The Orioles faced the Los Angeles Angels on Wednesday and were hoping a series sweep.
Despite their talent level, the Angels have been lackluster this season; however, they took advantage a Baltimore pitcher during the top of the seventh inning.
They would turn a 4-2 deficit into an 8-4 lead after the frame.
The pitcher on the mound for the Orioles…
That name has caused fans to react with occasional outburts of anger all season long. He was beyond putrid yesterday in his first start back from the disabled list.
A game that the Orioles should have won became a laugher, and a lot of fans were pointing the finger at him when it was over.
During the deciding frame for Baltimore, Los Angeles plated in six runs, thanks to an Erick Aybar triple, along with a Ryan Flaherty error; moments later, Albert Pujols lowered the boom with a home run.
The Angels would eventually salvage the three-game series in Baltimore, winning Wednesday’s contest by a score of 9-5.
Strop only lasted 1/3 of an inning, was charged with four runs, allowed three hits, walked one and threw 20 pitches in his outing. Only 11 of them were strikes.
Strop was a critical part in the success of the Baltimore Orioles in 2012; however, since September of that season and on, he has been terrible.
In 2012, Strop had 5-2 record with a 2.44 ERA. He did a bang-up job with serving as a bridge to Jim Johnson to preserve games for the Orioles.
In 2013, he is 0-3 with a 7.58 ERA. Strop has pitched 19 innings so far this season and has struck out 19 batters, along with walking 15.
Instead of being an important piece of the Baltimore bullpen, right now, he may only be trusted in a mop-up spot.
Everyone forgot yesterday that Chris Davis hit his 21st homer, or Adam Jones hit his 14th homer, and that Hammel was halfway decent before Strop came in.
Strop soon became the topic of conversation and overshadowed everything that the Orioles accomplished yesterday.
Last year, I wondered, “How in the world did the Texas Rangers ever let this guy go?”
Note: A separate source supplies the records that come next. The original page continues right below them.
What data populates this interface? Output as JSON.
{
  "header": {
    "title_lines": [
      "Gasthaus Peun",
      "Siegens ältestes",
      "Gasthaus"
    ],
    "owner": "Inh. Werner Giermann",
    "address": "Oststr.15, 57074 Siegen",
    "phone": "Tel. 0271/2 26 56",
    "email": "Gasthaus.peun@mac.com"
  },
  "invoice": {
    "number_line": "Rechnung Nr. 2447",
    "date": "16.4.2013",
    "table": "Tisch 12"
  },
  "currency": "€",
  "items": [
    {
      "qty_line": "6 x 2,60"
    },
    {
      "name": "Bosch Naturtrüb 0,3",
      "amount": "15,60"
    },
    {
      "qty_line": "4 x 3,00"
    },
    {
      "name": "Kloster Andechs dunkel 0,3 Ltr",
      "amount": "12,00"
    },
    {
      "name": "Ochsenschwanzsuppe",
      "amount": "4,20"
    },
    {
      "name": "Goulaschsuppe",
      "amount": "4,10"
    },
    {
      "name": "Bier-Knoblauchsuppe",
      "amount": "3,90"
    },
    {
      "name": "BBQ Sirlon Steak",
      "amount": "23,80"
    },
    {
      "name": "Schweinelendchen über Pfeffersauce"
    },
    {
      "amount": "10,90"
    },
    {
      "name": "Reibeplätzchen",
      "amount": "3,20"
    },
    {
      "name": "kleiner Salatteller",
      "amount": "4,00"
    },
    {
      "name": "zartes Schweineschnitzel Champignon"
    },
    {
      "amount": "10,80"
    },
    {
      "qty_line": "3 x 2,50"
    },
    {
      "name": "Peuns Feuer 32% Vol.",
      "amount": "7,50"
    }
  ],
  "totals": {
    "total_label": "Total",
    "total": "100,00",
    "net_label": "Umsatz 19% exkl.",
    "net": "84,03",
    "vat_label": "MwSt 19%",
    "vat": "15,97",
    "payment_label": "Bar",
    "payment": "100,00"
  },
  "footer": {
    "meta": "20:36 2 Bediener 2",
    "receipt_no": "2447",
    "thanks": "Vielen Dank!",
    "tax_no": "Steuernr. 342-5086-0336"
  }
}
The sentiment in my mind this week is, “ugh, can he be sent to the minors or something?”
He doesn’t have any options left; therefore, if designated for assignment, and then exposed to waivers, the right-hander is a goner from the organization. Eventually, some team would grab him, exercise patience with him and try to figure out his problems.
That move would bite the Orioles in-the-you-know-where.
At this point, Baltimore manager Buck Showalter will have to work with Strop to see where he is faltering.
Now, they have to get him to succeed.
Strop has shown that he can do the job on the mound with the Baltimore bullpen; however, he has to be consistent and find the form that helped him get guys out in 2012.
He just needs to figure himself out. The stint on the disabled list didn’t seem to help matters, so perhaps Strop just needs get into a groove and go back to the basics.
As to when Strop will resemble the guy from last season – who knows.